Roy Grinker: Yeah, it’s really fascinating, the roots of it, the roots of stigma are not just in the sort of history of industrial societies in which we have sought to value highly people who produce a lot and to negatively value those who don’t, to value people who can be independent and negatively value people who are dependent. But it also intersects with racism and sexism and classism and all forms of other discrimination. So if we think about mental illness, stigma in isolation, we don’t see the full picture, which is that African-Americans in this country were often denied any kind of psychological care. Even today, children with autism who are African-American are diagnosed later or misdiagnosed and not given the same kind of accommodations as their white counterparts. Women were thought, and often are still thought, to be more prone to mental illness. And class also has played a huge role throughout the course of the 20th century. So it’s important that we see that mental illness stigma is part of a larger, kind of deep structured, institutionalized process. 

On mental illness and prisons: 

MMC: Now what we read is that the prisons have become the new mental institutions, and that’s where people go because you cannot, you know, have some kind of long term hospital facility to take care of someone’s enduring mental illnesses.
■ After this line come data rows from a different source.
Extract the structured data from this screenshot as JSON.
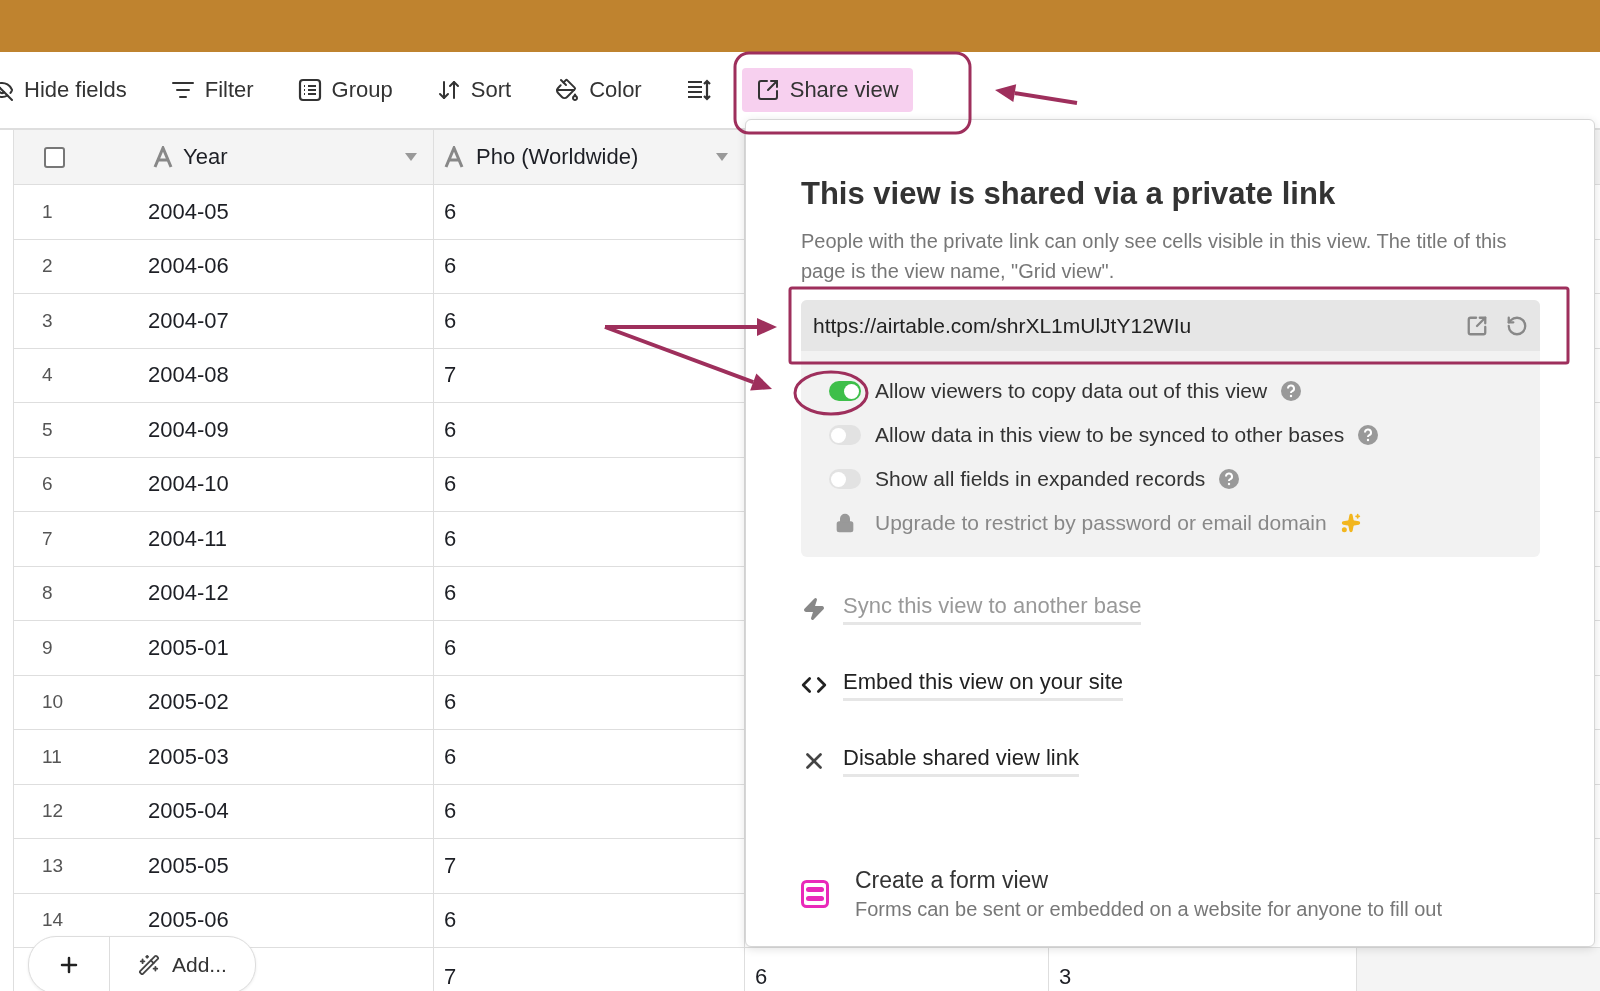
{
  "toolbar": {
    "items": [
      {
        "kind": "hide",
        "label": "Hide fields"
      },
      {
        "kind": "filter",
        "label": "Filter"
      },
      {
        "kind": "group",
        "label": "Group"
      },
      {
        "kind": "sort",
        "label": "Sort"
      },
      {
        "kind": "color",
        "label": "Color"
      },
      {
        "kind": "row-height"
      }
    ],
    "share_button": {
      "label": "Share view",
      "selected": true
    }
  },
  "grid": {
    "select_all": {
      "checked": false
    },
    "columns": [
      {
        "label": "Year"
      },
      {
        "label": "Pho (Worldwide)"
      }
    ],
    "rows": [
      {
        "number": "1",
        "year": "2004-05",
        "pho": "6"
      },
      {
        "number": "2",
        "year": "2004-06",
        "pho": "6"
      },
      {
        "number": "3",
        "year": "2004-07",
        "pho": "6"
      },
      {
        "number": "4",
        "year": "2004-08",
        "pho": "7"
      },
      {
        "number": "5",
        "year": "2004-09",
        "pho": "6"
      },
      {
        "number": "6",
        "year": "2004-10",
        "pho": "6"
      },
      {
        "number": "7",
        "year": "2004-11",
        "pho": "6"
      },
      {
        "number": "8",
        "year": "2004-12",
        "pho": "6"
      },
      {
        "number": "9",
        "year": "2005-01",
        "pho": "6"
      },
      {
        "number": "10",
        "year": "2005-02",
        "pho": "6"
      },
      {
        "number": "11",
        "year": "2005-03",
        "pho": "6"
      },
      {
        "number": "12",
        "year": "2005-04",
        "pho": "6"
      },
      {
        "number": "13",
        "year": "2005-05",
        "pho": "7"
      },
      {
        "number": "14",
        "year": "2005-06",
        "pho": "6"
      }
    ],
    "partial_row": {
      "pho": "7",
      "column_3": "6",
      "column_4": "3"
    }
  },
  "add_bar": {
    "label": "Add..."
  },
  "share_panel": {
    "title": "This view is shared via a private link",
    "description": "People with the private link can only see cells visible in this view. The title of this page is the view name, \"Grid view\".",
    "url": "https://airtable.com/shrXL1mUlJtY12WIu",
    "options": [
      {
        "kind": "toggle",
        "label": "Allow viewers to copy data out of this view",
        "on": true
      },
      {
        "kind": "toggle",
        "label": "Allow data in this view to be synced to other bases",
        "on": false
      },
      {
        "kind": "toggle",
        "label": "Show all fields in expanded records",
        "on": false
      },
      {
        "kind": "locked",
        "label": "Upgrade to restrict by password or email domain"
      }
    ],
    "actions": [
      {
        "kind": "sync",
        "label": "Sync this view to another base",
        "disabled": true
      },
      {
        "kind": "embed",
        "label": "Embed this view on your site",
        "disabled": false
      },
      {
        "kind": "disable",
        "label": "Disable shared view link",
        "disabled": false
      }
    ],
    "form_view": {
      "title": "Create a form view",
      "description": "Forms can be sent or embedded on a website for anyone to fill out"
    }
  }
}
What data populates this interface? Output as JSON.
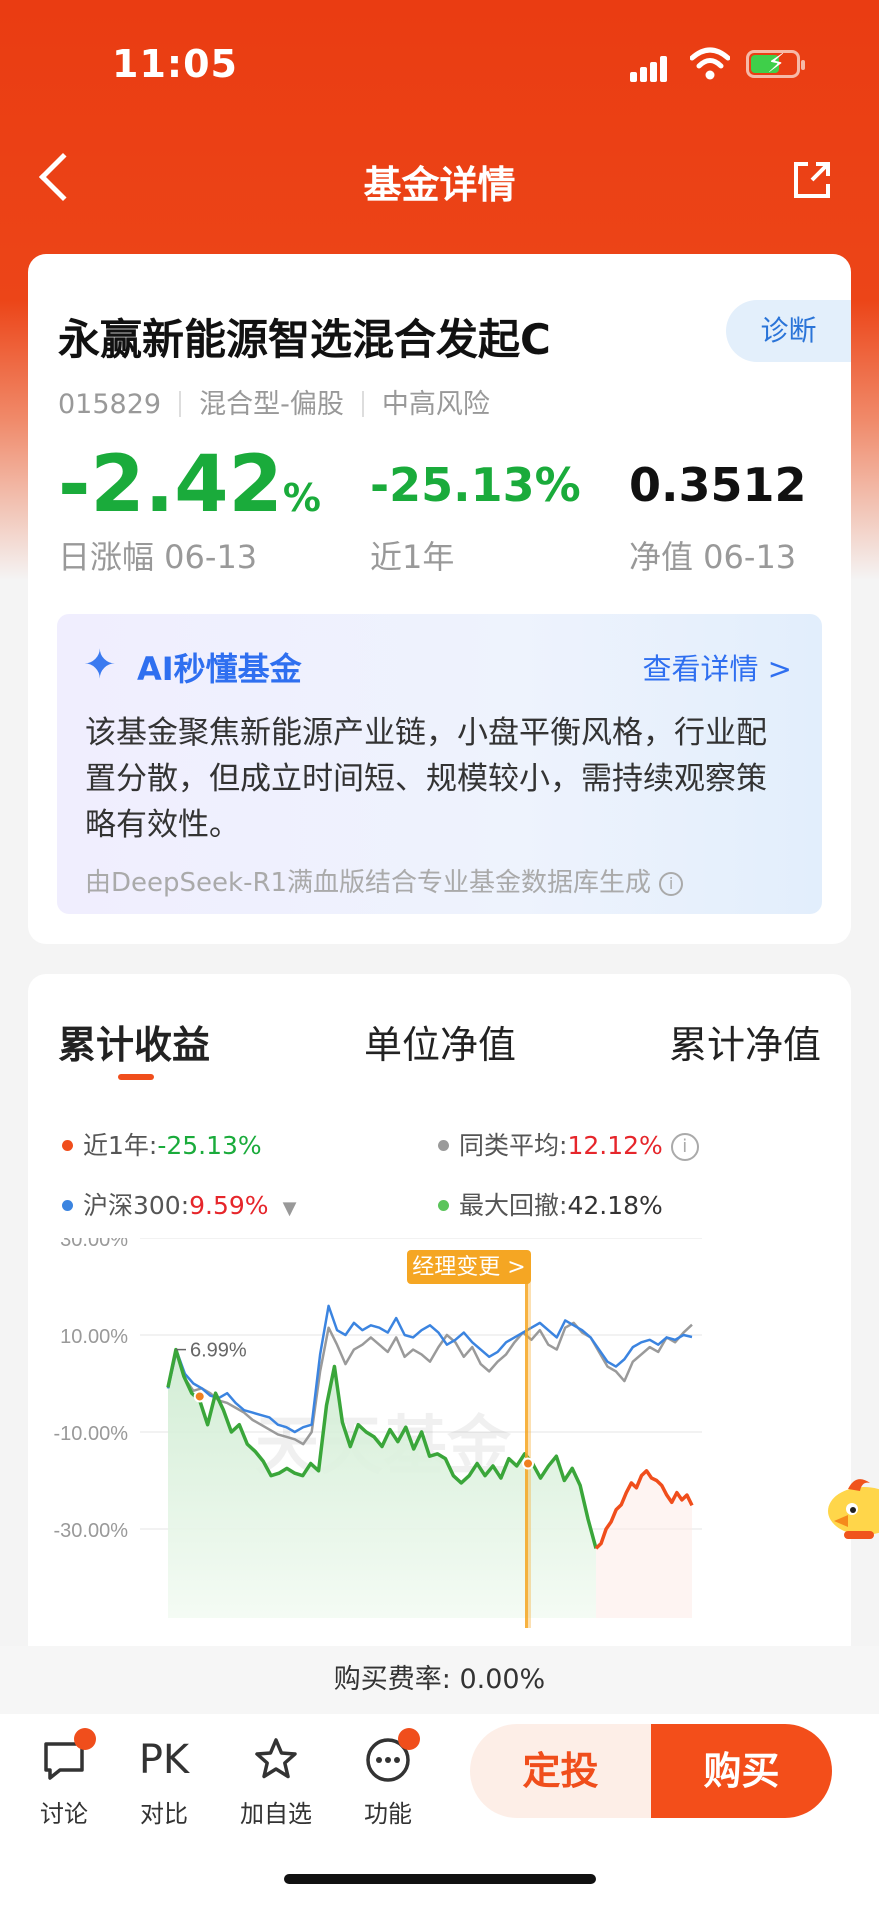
{
  "status_bar": {
    "time": "11:05"
  },
  "nav": {
    "title": "基金详情"
  },
  "fund": {
    "name": "永赢新能源智选混合发起C",
    "diagnose_label": "诊断",
    "code": "015829",
    "type": "混合型-偏股",
    "risk": "中高风险",
    "daily_change_value": "-2.42",
    "daily_change_unit": "%",
    "daily_change_label": "日涨幅 06-13",
    "year_change_value": "-25.13%",
    "year_change_label": "近1年",
    "nav_value": "0.3512",
    "nav_label": "净值 06-13"
  },
  "ai": {
    "title": "AI秒懂基金",
    "more": "查看详情 >",
    "body": "该基金聚焦新能源产业链，小盘平衡风格，行业配置分散，但成立时间短、规模较小，需持续观察策略有效性。",
    "source": "由DeepSeek-R1满血版结合专业基金数据库生成"
  },
  "tabs": [
    "累计收益",
    "单位净值",
    "累计净值"
  ],
  "legend": {
    "year_label": "近1年:",
    "year_value": "-25.13%",
    "peer_label": "同类平均:",
    "peer_value": "12.12%",
    "hs300_label": "沪深300:",
    "hs300_value": "9.59%",
    "drawdown_label": "最大回撤:",
    "drawdown_value": "42.18%"
  },
  "chart_data": {
    "type": "line",
    "y_ticks": [
      "30.00%",
      "10.00%",
      "-10.00%",
      "-30.00%"
    ],
    "ylim": [
      -34,
      30
    ],
    "annotation_peak": "6.99%",
    "annotation_manager": "经理变更 >",
    "watermark": "天天基金",
    "colors": {
      "fund": "#3aa63a",
      "fund_after": "#f04e1c",
      "peer": "#9a9a9a",
      "hs300": "#3b84e0"
    },
    "series": [
      {
        "key": "fund",
        "values": [
          -0.8,
          6.99,
          1.5,
          -2.0,
          -3.5,
          -8.5,
          -2.0,
          -5.5,
          -10.0,
          -8.5,
          -12.5,
          -14.0,
          -16.0,
          -19.0,
          -18.5,
          -17.5,
          -18.5,
          -19.0,
          -16.5,
          -18.0,
          -4.5,
          3.5,
          -8.0,
          -13.0,
          -8.5,
          -10.0,
          -11.0,
          -13.0,
          -9.5,
          -12.0,
          -9.0,
          -13.5,
          -10.0,
          -15.0,
          -14.5,
          -15.5,
          -19.0,
          -20.5,
          -19.0,
          -16.5,
          -19.0,
          -17.0,
          -19.5,
          -15.5,
          -17.0,
          -14.5,
          -16.5,
          -19.5,
          -17.0,
          -15.0,
          -20.0,
          -17.5,
          -21.0,
          -28.0,
          -34.0
        ]
      },
      {
        "key": "fund_after",
        "values": [
          -34.0,
          -33.0,
          -30.0,
          -28.5,
          -26.0,
          -25.0,
          -22.5,
          -20.5,
          -21.5,
          -19.0,
          -18.0,
          -19.5,
          -20.0,
          -21.0,
          -23.0,
          -24.5,
          -22.5,
          -24.0,
          -23.0,
          -25.13
        ]
      },
      {
        "key": "peer",
        "values": [
          -1.0,
          6.5,
          1.0,
          -1.5,
          -1.0,
          -2.0,
          -3.5,
          -4.0,
          -5.0,
          -6.0,
          -7.5,
          -8.5,
          -9.5,
          -10.5,
          -11.0,
          -11.5,
          -12.5,
          -10.0,
          2.5,
          11.5,
          8.0,
          4.0,
          7.0,
          8.0,
          9.5,
          8.0,
          6.5,
          9.5,
          5.5,
          7.0,
          6.0,
          4.5,
          7.5,
          10.0,
          8.5,
          5.5,
          7.5,
          4.0,
          2.5,
          4.5,
          6.0,
          8.5,
          10.5,
          9.0,
          11.0,
          8.0,
          7.0,
          11.5,
          12.5,
          10.5,
          9.5,
          6.5,
          3.5,
          2.5,
          0.5,
          4.5,
          6.0,
          7.5,
          6.5,
          9.5,
          8.5,
          10.5,
          12.12
        ]
      },
      {
        "key": "hs300",
        "values": [
          -1.0,
          6.8,
          2.0,
          0.0,
          -1.0,
          -2.5,
          -3.0,
          -2.0,
          -4.0,
          -5.5,
          -6.0,
          -6.5,
          -7.0,
          -8.5,
          -9.0,
          -10.0,
          -9.0,
          -8.5,
          6.0,
          16.0,
          11.0,
          10.0,
          12.5,
          11.0,
          12.0,
          11.5,
          10.5,
          13.5,
          10.0,
          9.5,
          11.0,
          12.0,
          10.5,
          8.0,
          9.0,
          10.5,
          8.5,
          7.0,
          5.5,
          6.5,
          8.5,
          9.5,
          10.5,
          11.5,
          12.5,
          11.0,
          9.5,
          13.0,
          12.0,
          11.0,
          9.5,
          7.0,
          4.5,
          3.5,
          5.0,
          7.5,
          8.5,
          9.0,
          8.0,
          9.5,
          9.0,
          10.0,
          9.59
        ]
      }
    ]
  },
  "bottom": {
    "fee_text": "购买费率: 0.00%",
    "actions": [
      "讨论",
      "对比",
      "加自选",
      "功能"
    ],
    "pk_text": "PK",
    "btn_sip": "定投",
    "btn_buy": "购买"
  }
}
RG: That’s true. Prisons are the number one provider of mental health care right now. The idea of deinstitutionalization in the early 60s, the Community Mental Health Act, was the last law that President John F. Kennedy signed before he was assassinated. The idea was to bring people into the community, to release them from these deplorable institutions and asylums. But what happened was that the funding wasn’t there and the political enthusiasm wasn’t there. And it ended up basically dumping people onto the street. And so homelessness and all kinds of other conditions, including severe poverty, resulted. I mean, so much so that some people who advocated strongly in the past for deinstitutionalization are having second thoughts. 

On mental and physical illness: 

RG: We can’t say there are mental illnesses and there are physical illnesses because the two are intertwined. It doesn’t really make sense to separate those out. People who are suffering from all kinds of physical illnesses have mental health consequences. Mental health itself affects our physical being. And so I think that there aren’t enough multidisciplinary teams out there and there are not enough people who are integrating both medical care and psychiatric care to account for what used to be called psychosomatic conditions.

WHYY is your source for fact-based, in-depth journalism and information. As a nonprofit organization, we rely on financial support from readers like you. Please give today.

Want a digest of WHYY’s programs, events & stories? Sign up for our weekly newsletter.

Together we can reach 100% of WHYY’s fiscal year goal